What this task involves
You are to retype exactly the line with "Give me the" and every line after it in the entries below.

────────────────────────────────────────

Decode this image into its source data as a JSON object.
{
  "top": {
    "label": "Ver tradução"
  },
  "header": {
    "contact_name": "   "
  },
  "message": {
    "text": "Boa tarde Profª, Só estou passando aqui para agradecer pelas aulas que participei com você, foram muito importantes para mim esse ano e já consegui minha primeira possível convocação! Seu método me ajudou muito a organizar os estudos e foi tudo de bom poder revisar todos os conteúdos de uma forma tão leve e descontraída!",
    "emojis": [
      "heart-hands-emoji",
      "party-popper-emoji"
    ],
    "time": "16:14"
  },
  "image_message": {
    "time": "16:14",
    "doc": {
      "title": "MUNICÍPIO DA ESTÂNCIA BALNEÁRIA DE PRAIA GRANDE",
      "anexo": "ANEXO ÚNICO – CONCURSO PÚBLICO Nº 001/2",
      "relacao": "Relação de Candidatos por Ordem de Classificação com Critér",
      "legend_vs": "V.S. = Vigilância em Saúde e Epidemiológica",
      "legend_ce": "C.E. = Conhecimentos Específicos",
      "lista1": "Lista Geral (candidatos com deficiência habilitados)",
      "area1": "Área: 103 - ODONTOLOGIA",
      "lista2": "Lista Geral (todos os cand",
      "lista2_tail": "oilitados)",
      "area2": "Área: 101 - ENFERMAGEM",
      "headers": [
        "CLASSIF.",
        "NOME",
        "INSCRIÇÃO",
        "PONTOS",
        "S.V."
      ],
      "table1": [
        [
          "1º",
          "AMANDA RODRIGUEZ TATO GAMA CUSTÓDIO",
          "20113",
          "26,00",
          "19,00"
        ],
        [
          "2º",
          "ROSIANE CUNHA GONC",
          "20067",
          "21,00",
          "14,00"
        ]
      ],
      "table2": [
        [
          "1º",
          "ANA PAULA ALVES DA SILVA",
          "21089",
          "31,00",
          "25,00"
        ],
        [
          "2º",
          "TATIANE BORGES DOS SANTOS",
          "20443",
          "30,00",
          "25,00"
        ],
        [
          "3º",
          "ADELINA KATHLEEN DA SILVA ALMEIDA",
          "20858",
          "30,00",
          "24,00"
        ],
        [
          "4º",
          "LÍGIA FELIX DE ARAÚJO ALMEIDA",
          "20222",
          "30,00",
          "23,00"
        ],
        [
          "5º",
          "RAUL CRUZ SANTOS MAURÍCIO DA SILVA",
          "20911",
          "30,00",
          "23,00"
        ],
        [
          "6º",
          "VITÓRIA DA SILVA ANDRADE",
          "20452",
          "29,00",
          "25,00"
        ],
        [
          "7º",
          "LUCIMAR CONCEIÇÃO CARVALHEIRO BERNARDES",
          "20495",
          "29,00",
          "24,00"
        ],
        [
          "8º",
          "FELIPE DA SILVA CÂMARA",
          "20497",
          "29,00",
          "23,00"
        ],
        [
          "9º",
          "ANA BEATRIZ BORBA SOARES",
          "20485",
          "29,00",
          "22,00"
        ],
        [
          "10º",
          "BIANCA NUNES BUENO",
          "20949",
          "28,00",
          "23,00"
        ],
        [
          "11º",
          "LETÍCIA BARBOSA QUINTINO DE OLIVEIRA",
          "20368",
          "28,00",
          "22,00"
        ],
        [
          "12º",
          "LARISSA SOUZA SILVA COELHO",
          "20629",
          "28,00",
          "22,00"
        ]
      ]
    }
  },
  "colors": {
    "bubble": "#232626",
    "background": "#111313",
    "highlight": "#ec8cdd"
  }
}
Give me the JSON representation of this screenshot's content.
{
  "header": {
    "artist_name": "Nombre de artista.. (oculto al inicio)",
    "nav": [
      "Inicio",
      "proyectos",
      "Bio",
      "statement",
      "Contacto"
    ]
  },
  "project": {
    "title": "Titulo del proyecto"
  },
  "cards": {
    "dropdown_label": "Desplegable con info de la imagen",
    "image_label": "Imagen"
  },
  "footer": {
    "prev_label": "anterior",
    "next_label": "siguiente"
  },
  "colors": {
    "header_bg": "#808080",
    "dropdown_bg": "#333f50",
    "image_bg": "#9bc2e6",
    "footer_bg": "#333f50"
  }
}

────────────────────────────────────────

Expected output
Give me the JSON representation of this screenshot's content.
{
  "header": {
    "artist_name": "Nombre de artista.. (oculto al inicio)",
    "nav": [
      "Inicio",
      "proyectos",
      "Bio",
      "statement",
      "Contacto"
    ]
  },
  "project": {
    "title": "Titulo del proyecto"
  },
  "cards": {
    "dropdown_label": "Desplegable con info de la imagen",
    "image_label": "Imagen"
  },
  "footer": {
    "prev_label": "anterior",
    "next_label": "siguiente"
  },
  "colors": {
    "header_bg": "#808080",
    "dropdown_bg": "#333f50",
    "image_bg": "#9bc2e6",
    "footer_bg": "#333f50"
  }
}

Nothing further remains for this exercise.